◆ **About this task**
Whenever the word "favicon" appears in a line of the data below, copy that line.

◆ **Record extracts**
Content starts

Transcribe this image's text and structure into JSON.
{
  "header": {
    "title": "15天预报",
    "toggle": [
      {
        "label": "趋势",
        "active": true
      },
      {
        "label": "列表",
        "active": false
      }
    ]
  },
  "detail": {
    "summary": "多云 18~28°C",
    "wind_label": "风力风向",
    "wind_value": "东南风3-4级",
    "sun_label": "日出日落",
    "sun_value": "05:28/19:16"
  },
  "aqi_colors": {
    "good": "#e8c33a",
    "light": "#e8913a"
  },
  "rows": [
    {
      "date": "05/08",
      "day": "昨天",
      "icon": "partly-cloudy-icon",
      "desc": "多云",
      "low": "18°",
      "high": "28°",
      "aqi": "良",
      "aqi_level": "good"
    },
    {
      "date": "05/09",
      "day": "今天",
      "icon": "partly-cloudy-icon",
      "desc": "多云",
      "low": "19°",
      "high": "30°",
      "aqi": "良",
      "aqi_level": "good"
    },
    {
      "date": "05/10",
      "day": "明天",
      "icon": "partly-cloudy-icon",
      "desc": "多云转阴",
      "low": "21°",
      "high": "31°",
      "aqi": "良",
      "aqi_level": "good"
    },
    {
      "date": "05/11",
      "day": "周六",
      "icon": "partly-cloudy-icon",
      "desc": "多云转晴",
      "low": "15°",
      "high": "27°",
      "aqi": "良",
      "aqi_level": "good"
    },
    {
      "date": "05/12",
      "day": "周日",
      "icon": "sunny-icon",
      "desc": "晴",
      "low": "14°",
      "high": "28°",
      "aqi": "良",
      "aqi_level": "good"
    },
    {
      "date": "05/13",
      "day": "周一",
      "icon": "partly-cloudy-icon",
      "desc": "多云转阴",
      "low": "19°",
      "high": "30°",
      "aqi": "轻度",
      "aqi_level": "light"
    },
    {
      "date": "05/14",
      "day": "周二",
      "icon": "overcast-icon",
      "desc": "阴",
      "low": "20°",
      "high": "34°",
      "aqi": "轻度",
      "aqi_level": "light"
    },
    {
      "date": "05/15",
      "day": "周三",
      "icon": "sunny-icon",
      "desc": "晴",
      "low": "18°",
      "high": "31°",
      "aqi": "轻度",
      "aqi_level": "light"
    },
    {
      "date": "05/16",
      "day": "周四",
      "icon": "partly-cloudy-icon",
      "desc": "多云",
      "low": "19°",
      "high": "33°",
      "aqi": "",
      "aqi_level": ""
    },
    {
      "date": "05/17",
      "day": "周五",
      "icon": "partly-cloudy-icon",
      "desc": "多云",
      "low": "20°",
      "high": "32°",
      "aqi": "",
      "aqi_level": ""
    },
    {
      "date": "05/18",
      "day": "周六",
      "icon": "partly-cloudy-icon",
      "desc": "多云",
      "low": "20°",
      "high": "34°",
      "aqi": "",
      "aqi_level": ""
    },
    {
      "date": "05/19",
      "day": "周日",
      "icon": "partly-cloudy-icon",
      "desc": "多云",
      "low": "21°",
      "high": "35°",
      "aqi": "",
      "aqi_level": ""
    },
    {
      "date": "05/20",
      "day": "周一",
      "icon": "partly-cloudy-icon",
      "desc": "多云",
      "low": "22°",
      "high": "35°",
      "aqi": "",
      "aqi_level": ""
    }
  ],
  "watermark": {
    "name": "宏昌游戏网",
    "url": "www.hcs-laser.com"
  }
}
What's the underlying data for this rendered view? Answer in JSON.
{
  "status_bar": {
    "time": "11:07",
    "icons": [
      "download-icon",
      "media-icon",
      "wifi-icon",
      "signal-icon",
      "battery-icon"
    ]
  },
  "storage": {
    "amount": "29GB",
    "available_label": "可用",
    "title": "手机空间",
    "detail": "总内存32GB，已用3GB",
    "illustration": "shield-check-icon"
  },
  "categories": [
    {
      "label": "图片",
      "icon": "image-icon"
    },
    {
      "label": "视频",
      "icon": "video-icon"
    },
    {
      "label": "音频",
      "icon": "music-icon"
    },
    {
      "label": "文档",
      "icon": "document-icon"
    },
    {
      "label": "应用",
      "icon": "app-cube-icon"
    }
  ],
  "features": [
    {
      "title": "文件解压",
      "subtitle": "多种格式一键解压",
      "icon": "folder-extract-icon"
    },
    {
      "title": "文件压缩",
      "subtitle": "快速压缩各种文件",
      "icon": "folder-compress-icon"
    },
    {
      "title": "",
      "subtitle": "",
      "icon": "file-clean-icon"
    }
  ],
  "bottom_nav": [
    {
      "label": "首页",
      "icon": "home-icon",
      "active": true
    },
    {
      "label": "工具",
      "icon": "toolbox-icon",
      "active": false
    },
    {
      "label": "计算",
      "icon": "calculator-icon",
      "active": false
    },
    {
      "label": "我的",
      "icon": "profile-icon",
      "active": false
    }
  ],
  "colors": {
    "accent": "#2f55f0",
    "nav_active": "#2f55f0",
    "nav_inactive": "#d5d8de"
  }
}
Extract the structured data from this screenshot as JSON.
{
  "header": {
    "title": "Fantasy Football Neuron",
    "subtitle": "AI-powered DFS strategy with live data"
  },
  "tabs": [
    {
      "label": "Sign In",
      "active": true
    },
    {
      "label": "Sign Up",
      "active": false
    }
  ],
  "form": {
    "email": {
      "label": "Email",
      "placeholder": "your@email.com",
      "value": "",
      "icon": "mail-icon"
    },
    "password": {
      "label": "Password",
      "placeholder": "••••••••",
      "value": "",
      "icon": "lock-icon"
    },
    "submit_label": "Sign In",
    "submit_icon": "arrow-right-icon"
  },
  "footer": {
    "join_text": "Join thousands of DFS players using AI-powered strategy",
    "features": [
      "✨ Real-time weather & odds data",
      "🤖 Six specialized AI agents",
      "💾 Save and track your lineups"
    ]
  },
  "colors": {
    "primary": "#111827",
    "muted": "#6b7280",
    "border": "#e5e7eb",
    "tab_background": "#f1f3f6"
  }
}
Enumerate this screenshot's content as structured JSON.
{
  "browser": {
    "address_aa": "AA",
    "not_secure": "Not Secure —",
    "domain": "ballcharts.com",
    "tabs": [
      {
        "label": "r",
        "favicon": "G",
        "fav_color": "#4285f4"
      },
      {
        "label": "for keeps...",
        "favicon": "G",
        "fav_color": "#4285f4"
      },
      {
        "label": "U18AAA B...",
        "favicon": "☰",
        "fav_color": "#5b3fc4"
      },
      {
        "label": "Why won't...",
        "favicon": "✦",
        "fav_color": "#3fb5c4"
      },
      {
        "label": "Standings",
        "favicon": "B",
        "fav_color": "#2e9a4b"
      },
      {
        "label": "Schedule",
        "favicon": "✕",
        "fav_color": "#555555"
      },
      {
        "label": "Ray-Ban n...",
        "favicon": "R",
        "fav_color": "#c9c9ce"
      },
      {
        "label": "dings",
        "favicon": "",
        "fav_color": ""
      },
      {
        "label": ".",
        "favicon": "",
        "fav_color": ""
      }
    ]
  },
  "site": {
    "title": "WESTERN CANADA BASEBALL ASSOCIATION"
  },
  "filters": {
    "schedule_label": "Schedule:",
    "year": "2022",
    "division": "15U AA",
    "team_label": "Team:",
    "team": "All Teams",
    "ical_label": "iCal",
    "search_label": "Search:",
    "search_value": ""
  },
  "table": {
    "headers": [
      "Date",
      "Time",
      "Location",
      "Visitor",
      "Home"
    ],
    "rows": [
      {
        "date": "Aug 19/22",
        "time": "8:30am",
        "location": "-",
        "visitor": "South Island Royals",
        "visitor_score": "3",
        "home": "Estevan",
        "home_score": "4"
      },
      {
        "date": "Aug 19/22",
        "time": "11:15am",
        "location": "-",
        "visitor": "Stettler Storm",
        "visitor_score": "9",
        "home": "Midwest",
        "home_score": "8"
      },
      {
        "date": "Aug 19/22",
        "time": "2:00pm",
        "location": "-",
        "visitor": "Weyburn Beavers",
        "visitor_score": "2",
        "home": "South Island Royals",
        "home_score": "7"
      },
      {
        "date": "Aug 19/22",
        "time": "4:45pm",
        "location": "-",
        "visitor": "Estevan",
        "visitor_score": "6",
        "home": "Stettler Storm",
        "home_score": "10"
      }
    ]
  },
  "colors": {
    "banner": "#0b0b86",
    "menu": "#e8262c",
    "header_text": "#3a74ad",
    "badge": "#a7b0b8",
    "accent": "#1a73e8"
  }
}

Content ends

◆ **The answer**
        "favicon": "G",
        "favicon": "G",
        "favicon": "☰",
        "favicon": "✦",
        "favicon": "B",
        "favicon": "✕",
        "favicon": "R",
        "favicon": "",
        "favicon": "",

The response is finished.